“The album was created in a moment of tension; we could feel it in the air.”

Lisa-Kaindé Diaz

In writing the song, she realised that it needed to be “more than a song about racism.” It needed to be “a song that would give us power back,” she says, “that would make us feel powerful, feel big, and large and anchored.”

The track forms a key moment in their live show as well as the album, as the pair form a chorus from their audience: “Every night, we get to make a full audience scream, not matter who you are, ‘We are deathless!’” says Lisa-Kaindé, beaming and with her hands curled once again into fists.

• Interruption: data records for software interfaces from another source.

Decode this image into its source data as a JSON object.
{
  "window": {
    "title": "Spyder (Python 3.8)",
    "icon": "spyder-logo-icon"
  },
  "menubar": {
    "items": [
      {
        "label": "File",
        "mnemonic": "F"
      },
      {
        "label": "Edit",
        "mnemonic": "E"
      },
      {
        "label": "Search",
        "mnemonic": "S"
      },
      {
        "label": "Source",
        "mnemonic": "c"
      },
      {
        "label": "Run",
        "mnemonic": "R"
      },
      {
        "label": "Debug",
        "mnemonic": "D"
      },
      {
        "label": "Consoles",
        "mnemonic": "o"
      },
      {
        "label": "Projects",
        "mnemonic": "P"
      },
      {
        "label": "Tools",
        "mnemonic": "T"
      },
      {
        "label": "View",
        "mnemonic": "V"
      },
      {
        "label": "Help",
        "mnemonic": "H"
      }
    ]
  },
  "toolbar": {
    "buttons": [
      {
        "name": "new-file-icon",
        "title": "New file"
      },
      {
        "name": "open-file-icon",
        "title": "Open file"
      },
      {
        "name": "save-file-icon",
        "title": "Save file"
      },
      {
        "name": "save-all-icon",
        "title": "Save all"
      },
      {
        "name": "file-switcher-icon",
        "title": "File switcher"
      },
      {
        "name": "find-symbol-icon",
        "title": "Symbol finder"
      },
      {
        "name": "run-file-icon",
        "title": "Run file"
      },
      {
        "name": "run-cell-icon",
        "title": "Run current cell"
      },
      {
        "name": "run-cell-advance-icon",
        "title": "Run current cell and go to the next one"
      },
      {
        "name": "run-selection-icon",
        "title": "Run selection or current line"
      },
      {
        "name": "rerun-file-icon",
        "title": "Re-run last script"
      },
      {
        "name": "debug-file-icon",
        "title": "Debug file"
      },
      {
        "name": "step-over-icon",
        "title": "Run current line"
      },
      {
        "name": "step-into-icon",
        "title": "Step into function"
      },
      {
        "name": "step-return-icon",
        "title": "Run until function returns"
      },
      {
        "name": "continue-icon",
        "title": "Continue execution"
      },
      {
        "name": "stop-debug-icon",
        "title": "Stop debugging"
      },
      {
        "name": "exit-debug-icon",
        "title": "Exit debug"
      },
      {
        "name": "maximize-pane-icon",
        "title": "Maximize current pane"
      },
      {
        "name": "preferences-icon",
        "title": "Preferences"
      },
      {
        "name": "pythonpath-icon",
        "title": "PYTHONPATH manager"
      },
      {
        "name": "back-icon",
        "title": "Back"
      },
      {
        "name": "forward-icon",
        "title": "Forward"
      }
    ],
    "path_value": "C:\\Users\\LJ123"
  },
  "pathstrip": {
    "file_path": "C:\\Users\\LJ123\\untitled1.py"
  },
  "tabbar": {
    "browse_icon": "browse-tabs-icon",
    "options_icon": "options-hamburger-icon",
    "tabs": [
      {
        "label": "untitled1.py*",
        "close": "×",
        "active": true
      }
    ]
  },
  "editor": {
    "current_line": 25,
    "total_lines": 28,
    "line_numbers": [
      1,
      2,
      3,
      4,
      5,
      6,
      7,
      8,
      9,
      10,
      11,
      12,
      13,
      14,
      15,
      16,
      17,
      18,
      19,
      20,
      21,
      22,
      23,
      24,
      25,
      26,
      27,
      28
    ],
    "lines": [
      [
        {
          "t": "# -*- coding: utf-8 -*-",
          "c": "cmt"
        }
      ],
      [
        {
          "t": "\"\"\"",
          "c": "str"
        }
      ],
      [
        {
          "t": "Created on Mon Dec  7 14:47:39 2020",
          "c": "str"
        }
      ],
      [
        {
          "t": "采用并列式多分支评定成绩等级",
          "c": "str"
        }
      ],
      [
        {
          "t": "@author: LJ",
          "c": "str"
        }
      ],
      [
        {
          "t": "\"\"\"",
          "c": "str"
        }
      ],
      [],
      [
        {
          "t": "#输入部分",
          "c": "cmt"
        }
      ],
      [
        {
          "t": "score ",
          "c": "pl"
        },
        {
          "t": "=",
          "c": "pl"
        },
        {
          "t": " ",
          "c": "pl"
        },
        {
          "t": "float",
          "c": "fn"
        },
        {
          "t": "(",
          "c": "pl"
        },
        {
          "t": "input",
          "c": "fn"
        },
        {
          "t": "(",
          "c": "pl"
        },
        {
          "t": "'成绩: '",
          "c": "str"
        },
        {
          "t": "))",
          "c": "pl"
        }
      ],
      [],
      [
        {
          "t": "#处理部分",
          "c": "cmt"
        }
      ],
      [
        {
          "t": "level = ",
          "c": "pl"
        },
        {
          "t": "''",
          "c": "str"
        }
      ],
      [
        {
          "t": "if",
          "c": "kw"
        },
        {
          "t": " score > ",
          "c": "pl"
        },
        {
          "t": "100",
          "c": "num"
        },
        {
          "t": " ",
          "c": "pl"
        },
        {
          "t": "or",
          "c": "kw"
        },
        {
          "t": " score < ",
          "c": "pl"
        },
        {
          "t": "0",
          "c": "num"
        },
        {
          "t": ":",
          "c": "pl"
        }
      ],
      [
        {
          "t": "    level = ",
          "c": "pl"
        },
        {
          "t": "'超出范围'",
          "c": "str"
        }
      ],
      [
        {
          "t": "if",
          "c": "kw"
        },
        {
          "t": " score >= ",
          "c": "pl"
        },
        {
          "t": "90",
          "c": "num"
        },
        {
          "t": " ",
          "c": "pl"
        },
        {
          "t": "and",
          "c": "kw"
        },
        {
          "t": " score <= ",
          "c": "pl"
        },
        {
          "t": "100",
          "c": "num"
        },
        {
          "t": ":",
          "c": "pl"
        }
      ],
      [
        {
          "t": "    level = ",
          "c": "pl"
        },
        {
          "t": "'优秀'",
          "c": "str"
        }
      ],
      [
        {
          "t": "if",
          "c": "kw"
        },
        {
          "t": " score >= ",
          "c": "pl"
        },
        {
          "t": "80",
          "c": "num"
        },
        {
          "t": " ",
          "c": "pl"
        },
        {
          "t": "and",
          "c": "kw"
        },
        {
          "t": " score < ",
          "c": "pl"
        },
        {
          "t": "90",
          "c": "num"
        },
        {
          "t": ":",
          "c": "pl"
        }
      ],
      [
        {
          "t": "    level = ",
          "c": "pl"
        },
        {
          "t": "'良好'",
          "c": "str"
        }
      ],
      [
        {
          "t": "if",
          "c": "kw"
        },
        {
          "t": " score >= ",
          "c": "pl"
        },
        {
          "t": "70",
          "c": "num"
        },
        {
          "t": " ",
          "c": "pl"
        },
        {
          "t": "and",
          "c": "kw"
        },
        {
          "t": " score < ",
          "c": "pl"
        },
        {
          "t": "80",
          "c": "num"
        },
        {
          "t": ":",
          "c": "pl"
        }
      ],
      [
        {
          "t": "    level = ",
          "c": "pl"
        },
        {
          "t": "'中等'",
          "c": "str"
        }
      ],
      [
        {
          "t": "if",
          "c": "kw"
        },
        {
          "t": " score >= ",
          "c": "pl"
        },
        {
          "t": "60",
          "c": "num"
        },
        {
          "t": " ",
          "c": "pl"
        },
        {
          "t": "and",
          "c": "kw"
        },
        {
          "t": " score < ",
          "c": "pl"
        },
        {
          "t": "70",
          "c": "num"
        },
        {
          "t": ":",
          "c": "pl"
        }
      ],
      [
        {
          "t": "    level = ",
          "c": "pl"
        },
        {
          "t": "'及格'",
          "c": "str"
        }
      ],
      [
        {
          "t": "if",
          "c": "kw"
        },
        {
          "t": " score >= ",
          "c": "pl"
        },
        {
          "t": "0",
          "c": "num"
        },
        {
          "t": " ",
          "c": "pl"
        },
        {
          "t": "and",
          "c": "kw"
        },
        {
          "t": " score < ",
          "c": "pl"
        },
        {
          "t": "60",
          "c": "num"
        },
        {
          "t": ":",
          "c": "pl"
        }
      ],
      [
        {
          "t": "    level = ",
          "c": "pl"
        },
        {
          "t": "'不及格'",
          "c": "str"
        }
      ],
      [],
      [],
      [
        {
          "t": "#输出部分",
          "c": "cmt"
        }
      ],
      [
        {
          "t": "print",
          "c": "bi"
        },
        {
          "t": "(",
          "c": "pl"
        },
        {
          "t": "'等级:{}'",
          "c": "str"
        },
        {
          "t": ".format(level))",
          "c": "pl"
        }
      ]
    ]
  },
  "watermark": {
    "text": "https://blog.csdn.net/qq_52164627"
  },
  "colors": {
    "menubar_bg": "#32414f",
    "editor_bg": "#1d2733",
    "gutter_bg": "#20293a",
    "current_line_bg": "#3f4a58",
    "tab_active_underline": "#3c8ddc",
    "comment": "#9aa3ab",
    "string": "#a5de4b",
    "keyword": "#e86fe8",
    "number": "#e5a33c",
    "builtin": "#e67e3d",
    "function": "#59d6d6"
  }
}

This idea of transmission – in this case from the stage to the audience – runs throughout the album. Most notably it features in the pair’s singing in Yoruba across the record. Though not commonly spoken in Cuba (where the twins were born), Yoruba is a language still used by around 30 million people, predominantly in West Africa.

“When the slaves were shipped to Cuba from Africa, they made sure that the culture remained,” Naomi says, before Lisa-Kaindé jumps in. “You have to explain that, because it’s amazing: they were not allowed to practise their religion or speak their language, but they succeeded in transmitting those chants – and today, we sing those chants, passed down through the aural tradition.”

They carry the language in their name too – Ibeyi is a Yoruba word, meaning ‘twins’ – and they see themselves as living proof that the world is a place in which difference can, and should, thrive.

“In every election now, it’s the same.”

Naomi Diaz

Their father, the late Angá Díaz, was a celebrated Cuban percussionist, and their mother, Maya Dagnino – who has contributed lyrics to both Ibeyi albums to date and works as the twins’ manager – is French-Venezuelan. They grew up in multicultural Paris, and have spent the past two years travelling the world to play their music.

“We are proof that you can be French and Cuban and it works,” says Lisa-Kaindé, “we are proof of [embodying] multiple cultures and it living perfectly well within ourselves.”

Looking ahead, the twins remain steely. “Things will change,” says Naomi, “but not for now. It’s going to take time.”

This is a resolve upheld on the album’s otherworldly closer, as the pair sing: “We can feel something’s wrong / Can we keep going on? / We are ashes / Moving around.” The ash in this context becomes that of the phoenix, or fertile volcanic plains, from which new life will continue to sprout, ever more glorious, despite inevitable hardships.

As they embark on two years of touring, it’s nigh on impossible to know will what the world will look like when they return. Also beyond doubt is that these two young women have grown with the ages, and be ready to reflect on a shifting planet once again.

Ibeyi’s new album ‘Ash’ is out now.

Photos: David Uzochukwu.